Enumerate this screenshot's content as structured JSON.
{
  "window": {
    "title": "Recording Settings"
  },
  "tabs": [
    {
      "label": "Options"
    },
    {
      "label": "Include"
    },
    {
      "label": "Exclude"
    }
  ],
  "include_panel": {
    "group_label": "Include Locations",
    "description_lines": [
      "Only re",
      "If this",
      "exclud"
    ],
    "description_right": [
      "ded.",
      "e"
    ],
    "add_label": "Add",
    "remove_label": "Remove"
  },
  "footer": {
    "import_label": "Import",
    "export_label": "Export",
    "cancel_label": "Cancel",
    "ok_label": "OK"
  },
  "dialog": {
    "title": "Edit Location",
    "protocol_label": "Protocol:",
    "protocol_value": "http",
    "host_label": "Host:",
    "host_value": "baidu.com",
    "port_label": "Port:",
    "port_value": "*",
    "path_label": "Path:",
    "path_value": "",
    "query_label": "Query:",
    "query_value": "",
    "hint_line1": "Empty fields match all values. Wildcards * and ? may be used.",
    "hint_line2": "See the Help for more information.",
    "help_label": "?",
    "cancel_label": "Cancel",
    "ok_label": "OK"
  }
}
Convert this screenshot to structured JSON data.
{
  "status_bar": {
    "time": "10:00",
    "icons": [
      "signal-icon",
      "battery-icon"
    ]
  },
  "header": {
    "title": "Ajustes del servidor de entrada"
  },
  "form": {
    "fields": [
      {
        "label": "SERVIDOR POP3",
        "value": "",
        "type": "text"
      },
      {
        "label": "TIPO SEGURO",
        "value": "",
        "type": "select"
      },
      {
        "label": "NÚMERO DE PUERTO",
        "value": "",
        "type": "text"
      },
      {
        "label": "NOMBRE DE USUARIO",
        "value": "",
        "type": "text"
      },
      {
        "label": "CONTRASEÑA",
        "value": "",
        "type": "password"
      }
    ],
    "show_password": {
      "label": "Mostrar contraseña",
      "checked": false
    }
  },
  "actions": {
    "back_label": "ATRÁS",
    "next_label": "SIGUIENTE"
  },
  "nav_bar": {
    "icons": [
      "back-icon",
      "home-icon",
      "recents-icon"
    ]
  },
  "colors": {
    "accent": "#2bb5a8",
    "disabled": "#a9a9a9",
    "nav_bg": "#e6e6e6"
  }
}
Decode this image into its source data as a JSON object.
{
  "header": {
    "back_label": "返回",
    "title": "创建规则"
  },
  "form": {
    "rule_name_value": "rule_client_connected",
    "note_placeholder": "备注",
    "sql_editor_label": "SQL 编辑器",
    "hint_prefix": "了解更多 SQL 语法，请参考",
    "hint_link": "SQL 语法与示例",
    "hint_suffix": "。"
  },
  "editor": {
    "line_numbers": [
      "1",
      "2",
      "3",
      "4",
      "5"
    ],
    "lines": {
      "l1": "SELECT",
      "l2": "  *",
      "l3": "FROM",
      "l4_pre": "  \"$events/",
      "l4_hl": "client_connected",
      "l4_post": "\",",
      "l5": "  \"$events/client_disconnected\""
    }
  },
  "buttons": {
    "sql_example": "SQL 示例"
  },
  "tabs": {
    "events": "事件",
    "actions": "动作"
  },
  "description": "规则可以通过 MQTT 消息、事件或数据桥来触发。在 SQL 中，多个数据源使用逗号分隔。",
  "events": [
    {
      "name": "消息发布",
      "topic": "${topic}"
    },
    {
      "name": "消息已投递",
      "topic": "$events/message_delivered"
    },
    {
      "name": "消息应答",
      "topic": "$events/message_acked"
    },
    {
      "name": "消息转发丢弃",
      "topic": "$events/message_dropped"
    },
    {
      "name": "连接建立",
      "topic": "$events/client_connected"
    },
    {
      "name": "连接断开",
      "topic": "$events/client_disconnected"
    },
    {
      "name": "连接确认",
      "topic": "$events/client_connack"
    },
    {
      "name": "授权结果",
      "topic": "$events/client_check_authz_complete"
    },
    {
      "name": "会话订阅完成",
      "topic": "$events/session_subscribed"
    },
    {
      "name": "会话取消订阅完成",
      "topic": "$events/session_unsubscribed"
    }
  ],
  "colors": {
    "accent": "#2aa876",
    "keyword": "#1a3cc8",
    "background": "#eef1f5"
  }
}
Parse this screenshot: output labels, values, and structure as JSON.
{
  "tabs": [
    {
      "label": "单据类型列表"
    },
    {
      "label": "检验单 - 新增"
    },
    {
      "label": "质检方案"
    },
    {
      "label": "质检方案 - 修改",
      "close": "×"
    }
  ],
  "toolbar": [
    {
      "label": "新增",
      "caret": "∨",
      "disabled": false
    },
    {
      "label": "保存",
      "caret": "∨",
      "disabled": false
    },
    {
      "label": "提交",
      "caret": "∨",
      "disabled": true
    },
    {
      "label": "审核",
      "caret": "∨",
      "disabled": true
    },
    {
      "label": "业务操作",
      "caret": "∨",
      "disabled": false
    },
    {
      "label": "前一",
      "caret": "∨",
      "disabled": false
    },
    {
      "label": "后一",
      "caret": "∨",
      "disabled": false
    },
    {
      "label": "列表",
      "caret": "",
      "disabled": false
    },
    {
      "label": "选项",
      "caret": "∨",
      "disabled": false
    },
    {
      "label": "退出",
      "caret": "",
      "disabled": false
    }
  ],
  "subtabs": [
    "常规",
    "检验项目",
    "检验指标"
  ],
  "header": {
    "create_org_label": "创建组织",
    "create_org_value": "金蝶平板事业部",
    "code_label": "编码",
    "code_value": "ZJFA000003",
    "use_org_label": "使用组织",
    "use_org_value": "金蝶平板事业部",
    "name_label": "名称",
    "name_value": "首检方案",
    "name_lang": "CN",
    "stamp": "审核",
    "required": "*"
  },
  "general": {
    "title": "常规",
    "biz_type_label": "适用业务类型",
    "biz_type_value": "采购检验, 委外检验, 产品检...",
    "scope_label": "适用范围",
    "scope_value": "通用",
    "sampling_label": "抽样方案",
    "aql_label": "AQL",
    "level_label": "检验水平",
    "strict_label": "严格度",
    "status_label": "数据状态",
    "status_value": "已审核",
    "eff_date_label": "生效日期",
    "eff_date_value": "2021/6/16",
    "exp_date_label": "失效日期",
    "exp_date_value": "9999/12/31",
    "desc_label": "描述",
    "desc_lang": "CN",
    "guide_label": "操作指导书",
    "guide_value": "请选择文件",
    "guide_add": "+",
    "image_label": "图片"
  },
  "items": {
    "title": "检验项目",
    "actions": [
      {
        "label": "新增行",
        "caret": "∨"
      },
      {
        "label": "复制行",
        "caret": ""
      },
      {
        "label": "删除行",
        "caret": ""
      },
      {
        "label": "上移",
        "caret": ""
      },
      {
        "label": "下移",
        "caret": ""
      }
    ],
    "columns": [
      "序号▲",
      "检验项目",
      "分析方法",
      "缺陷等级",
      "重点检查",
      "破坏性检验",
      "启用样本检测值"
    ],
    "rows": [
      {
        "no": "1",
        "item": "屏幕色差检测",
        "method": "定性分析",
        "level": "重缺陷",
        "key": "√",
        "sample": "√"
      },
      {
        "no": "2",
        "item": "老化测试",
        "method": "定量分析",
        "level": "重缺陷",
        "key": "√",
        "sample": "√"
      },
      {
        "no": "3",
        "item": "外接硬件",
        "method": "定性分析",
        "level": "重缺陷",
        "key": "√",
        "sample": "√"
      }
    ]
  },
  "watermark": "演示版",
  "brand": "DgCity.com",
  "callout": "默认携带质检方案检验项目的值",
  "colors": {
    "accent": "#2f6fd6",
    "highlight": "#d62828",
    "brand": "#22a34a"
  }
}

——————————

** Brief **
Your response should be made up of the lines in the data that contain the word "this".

** Answer space **
Enumerate this screenshot's content as structured JSON.
      "If this",
Convert this screenshot to structured JSON data.
Decode this image into its source data as a JSON object.
Parse this screenshot: output labels, values, and structure as JSON.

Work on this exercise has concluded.